---- ENTRIES SHOWN
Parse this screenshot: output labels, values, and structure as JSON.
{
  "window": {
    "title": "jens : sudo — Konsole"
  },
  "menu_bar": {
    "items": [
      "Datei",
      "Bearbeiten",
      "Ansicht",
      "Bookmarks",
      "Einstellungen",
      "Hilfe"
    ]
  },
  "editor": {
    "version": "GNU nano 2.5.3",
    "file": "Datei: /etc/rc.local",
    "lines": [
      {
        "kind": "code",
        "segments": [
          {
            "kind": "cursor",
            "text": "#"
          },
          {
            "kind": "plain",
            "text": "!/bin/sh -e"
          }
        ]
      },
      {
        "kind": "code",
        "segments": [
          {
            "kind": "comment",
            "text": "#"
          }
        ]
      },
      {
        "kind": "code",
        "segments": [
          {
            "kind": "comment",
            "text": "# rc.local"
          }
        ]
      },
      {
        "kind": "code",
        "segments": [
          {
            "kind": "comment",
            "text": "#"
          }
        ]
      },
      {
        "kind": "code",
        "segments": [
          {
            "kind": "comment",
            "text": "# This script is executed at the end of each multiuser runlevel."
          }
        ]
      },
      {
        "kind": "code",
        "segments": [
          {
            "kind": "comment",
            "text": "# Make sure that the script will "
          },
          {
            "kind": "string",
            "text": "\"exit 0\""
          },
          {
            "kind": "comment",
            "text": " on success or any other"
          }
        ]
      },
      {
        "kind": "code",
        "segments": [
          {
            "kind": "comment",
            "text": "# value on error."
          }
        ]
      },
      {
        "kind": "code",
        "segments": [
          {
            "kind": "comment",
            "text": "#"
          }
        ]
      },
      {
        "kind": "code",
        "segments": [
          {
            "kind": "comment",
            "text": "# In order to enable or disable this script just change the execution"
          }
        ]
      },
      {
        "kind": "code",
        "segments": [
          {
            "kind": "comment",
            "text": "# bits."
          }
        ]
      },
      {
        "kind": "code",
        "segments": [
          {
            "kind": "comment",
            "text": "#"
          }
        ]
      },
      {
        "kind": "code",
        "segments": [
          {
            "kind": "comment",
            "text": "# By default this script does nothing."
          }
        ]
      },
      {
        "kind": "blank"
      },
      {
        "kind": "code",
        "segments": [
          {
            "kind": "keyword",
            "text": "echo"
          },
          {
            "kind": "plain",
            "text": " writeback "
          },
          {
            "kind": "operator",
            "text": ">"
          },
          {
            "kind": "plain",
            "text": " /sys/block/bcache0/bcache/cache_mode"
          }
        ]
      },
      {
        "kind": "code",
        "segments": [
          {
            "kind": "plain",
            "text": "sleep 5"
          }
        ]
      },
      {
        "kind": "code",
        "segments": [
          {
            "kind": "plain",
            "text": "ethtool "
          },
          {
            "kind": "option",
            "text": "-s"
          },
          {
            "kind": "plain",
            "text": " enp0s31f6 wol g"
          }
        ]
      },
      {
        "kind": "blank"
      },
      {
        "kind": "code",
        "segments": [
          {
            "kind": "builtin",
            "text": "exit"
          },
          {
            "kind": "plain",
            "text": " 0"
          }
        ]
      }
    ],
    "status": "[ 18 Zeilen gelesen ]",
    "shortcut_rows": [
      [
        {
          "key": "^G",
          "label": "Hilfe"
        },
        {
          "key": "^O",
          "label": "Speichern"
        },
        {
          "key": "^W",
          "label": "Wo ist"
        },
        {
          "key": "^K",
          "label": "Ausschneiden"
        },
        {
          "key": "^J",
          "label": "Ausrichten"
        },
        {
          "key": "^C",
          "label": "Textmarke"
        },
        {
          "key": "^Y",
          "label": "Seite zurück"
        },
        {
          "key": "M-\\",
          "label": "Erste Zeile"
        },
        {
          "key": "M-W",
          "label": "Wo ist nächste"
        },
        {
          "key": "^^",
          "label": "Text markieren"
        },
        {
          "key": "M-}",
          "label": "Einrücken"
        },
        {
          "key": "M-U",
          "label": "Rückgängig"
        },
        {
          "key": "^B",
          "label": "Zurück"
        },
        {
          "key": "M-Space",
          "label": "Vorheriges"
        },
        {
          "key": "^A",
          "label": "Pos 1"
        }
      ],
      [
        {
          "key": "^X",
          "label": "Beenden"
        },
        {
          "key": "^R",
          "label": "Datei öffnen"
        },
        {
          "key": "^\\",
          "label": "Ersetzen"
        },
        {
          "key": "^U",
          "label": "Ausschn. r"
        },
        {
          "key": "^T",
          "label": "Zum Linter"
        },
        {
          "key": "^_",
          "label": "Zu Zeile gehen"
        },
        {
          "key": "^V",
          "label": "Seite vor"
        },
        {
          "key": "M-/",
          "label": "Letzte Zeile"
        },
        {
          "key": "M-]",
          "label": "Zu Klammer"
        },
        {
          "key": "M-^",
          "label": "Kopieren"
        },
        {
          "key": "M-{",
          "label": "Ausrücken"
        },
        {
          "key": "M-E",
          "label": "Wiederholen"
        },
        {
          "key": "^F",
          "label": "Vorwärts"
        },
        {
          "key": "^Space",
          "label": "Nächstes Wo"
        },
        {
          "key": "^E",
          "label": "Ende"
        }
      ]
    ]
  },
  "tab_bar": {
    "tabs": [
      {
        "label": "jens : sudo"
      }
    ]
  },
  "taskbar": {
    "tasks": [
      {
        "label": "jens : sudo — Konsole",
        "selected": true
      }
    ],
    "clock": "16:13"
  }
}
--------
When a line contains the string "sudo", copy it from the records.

    "title": "jens : sudo — Konsole"
        "label": "jens : sudo"
        "label": "jens : sudo — Konsole",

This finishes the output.